Internet Information Services (IIS, formerly Internet Information Server) is an extensible web server created by Microsoft for use with Windows NT family. IIS supports HTTP, HTTPS, FTP, FTPS, SMTP and NNTP. It has been an integral part of the Windows NT family since Windows NT 4.0, though it may be absent from some editions (e.g. Windows XP Home edition). IIS is not turned on by default when Windows is installed. The IIS Manager is accessed through the Microsoft Management Console or Administrative Tools in the Control Panel.
What is an IIS Application?
An IIS (Internet Information Server) application is a Visual Basic application that lives on a Web server and responds to requests from the browser. An IIS application uses HTML to present its user interface and uses compiled Visual Basic code to process requests and respond to events in the browser.
To the user, an IIS application appears to be made up of a series of HTML pages. To the developer, an IIS application is made up of a special type of object called a webclass, that in turn contains a series of resources called webitems. The webclass acts as the central functional unit of the application, processing data from the browser and sending information to the users. You define a series of procedures that determine how the webclass responds to these requests. The webitems are the HTML pages and other data the webclass can send to the browser in response to a request.
Contents related to 'Internet Information Services (IIS)'
Apache Server: The Apache HTTP Server is a web server application notable for playing a key role in the initial growth of the World Wide Web.
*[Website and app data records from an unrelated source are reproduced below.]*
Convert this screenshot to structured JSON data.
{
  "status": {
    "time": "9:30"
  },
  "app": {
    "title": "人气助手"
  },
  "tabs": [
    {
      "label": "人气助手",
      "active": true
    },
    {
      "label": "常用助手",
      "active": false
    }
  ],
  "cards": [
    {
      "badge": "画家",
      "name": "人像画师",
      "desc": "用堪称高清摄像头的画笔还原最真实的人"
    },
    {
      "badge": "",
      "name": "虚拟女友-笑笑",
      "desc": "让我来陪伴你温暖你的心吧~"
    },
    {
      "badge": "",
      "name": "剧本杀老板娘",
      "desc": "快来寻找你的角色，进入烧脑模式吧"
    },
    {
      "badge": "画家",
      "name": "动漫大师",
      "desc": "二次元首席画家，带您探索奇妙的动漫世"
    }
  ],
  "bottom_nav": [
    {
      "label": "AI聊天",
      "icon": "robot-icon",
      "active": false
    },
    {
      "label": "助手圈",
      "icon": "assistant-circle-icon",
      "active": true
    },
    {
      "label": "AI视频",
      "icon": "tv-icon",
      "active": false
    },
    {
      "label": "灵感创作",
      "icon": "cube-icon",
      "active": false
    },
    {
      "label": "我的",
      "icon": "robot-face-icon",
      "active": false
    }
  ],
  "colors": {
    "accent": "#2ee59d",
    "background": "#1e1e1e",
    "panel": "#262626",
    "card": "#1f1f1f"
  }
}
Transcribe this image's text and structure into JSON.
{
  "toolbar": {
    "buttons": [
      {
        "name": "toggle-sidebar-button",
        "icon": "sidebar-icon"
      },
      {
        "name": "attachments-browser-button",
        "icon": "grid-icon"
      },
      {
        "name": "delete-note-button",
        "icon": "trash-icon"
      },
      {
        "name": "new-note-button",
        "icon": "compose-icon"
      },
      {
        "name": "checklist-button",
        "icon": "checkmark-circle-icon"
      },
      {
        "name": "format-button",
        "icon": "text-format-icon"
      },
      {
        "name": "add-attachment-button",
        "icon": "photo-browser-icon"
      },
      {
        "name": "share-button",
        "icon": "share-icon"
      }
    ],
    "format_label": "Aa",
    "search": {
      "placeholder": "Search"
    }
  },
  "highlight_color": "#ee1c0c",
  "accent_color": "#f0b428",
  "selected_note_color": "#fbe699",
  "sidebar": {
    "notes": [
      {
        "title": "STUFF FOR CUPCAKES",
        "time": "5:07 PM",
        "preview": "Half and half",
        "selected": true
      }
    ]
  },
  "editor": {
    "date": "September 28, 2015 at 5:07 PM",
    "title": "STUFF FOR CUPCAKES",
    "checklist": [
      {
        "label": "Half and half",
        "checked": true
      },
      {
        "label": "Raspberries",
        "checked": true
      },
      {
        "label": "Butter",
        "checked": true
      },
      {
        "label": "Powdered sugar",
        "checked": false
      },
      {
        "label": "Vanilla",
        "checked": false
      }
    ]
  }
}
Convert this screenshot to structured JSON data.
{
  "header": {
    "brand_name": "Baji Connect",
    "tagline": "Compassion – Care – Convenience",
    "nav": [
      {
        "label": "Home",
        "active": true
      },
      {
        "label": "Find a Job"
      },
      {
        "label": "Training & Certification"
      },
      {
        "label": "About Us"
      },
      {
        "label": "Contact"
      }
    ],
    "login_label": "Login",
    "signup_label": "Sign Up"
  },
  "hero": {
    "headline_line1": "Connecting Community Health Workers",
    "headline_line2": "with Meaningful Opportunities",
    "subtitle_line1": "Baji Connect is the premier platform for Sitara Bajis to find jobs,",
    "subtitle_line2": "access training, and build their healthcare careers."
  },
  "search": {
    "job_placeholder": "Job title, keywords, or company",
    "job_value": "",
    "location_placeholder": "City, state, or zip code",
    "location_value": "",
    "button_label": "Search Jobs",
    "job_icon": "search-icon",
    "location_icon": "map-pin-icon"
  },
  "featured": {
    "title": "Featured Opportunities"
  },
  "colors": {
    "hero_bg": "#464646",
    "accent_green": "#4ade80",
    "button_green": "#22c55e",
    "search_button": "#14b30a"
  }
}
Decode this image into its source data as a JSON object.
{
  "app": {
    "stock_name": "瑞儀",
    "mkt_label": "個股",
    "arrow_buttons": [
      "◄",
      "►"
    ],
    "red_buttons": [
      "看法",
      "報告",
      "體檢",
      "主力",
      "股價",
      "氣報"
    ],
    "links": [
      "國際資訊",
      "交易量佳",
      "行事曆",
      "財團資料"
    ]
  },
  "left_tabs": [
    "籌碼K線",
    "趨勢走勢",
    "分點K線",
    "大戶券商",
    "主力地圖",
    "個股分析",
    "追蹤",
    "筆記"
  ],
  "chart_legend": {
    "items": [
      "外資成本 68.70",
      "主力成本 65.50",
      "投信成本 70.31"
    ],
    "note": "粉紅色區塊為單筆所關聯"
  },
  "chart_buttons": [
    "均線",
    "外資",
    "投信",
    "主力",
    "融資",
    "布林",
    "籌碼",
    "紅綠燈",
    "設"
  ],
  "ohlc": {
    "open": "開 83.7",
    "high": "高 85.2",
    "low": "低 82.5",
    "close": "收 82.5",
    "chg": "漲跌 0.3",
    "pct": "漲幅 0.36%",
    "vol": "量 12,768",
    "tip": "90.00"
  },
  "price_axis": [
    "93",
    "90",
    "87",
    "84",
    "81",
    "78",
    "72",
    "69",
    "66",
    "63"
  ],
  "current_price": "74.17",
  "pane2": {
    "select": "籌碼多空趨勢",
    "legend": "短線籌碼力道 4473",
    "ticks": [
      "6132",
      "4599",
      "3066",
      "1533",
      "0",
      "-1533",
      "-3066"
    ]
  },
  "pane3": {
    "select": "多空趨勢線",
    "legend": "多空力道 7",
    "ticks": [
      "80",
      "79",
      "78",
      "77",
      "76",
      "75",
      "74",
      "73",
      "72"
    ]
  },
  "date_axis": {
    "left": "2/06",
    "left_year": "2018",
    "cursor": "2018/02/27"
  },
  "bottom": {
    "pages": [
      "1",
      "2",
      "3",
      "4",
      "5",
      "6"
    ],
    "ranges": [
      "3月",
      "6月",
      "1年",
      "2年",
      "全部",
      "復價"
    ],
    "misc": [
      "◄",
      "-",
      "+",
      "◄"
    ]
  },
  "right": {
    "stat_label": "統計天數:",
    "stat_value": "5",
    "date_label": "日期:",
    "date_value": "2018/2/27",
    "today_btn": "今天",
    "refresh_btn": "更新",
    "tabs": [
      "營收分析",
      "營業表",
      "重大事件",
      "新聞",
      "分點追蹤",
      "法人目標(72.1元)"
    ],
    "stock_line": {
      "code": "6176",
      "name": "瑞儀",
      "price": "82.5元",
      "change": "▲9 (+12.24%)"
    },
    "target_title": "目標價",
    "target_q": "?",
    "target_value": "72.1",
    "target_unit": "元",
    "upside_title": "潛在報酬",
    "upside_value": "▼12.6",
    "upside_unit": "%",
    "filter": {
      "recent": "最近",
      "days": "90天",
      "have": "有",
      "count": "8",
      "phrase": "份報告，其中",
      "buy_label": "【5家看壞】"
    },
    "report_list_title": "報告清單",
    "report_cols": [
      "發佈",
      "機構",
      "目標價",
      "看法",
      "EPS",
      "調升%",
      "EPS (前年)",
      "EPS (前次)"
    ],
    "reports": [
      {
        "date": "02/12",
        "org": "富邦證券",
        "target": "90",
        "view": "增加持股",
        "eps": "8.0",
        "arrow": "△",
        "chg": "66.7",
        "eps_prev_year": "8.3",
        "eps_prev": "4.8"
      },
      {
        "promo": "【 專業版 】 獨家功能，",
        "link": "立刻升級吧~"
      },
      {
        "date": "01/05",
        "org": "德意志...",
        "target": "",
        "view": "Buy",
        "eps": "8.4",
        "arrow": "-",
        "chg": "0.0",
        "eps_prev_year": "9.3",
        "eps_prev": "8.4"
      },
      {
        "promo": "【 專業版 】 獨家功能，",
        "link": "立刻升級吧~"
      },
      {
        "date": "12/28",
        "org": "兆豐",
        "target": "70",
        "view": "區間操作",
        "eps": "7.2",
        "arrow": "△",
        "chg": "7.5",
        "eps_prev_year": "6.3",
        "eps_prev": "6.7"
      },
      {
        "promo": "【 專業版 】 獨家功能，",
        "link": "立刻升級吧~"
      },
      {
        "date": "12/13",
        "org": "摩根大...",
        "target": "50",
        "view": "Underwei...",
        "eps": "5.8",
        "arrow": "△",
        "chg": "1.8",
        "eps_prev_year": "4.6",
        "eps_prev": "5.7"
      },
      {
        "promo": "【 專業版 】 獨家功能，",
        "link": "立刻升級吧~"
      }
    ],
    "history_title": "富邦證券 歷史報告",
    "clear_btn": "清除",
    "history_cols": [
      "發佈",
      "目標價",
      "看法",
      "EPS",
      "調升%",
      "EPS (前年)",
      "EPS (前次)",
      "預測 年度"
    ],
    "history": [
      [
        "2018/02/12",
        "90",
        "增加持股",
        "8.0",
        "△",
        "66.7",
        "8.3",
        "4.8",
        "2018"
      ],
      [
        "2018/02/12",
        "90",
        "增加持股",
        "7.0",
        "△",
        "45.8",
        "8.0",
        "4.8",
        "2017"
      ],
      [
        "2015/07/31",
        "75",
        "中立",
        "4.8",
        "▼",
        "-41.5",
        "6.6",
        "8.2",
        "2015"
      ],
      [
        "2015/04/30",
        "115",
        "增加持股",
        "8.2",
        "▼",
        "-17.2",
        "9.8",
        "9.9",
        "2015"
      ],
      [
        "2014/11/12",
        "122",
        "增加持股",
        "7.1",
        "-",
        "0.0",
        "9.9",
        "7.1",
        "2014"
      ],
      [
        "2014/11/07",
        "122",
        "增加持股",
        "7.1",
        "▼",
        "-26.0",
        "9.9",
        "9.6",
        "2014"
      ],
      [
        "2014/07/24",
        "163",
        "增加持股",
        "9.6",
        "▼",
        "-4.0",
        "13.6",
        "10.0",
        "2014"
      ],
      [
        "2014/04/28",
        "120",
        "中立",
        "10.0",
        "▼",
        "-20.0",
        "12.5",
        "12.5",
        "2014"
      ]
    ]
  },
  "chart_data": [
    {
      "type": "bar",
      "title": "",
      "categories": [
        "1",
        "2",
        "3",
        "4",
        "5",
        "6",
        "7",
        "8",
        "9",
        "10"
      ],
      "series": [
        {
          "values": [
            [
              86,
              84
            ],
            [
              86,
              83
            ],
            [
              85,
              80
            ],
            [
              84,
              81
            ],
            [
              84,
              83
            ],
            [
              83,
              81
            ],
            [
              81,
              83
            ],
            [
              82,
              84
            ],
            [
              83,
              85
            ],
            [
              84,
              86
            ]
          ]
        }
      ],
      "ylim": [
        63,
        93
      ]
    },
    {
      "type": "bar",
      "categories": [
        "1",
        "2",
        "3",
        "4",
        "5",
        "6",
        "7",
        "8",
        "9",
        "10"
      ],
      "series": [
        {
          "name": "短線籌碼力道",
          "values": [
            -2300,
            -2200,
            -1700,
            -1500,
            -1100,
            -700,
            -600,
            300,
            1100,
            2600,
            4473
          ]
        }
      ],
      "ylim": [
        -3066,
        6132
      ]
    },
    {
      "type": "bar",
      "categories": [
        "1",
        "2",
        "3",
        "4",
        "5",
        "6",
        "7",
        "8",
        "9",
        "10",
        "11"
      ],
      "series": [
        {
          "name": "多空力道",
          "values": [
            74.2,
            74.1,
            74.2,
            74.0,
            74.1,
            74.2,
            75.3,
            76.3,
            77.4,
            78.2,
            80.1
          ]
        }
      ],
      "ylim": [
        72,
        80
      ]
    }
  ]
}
Nginx Server: NGINX is the most popular open source web server for high-traffic websites, powering over 140 million overall. NGINX Plus is the fully supported, commercial version of NGINX.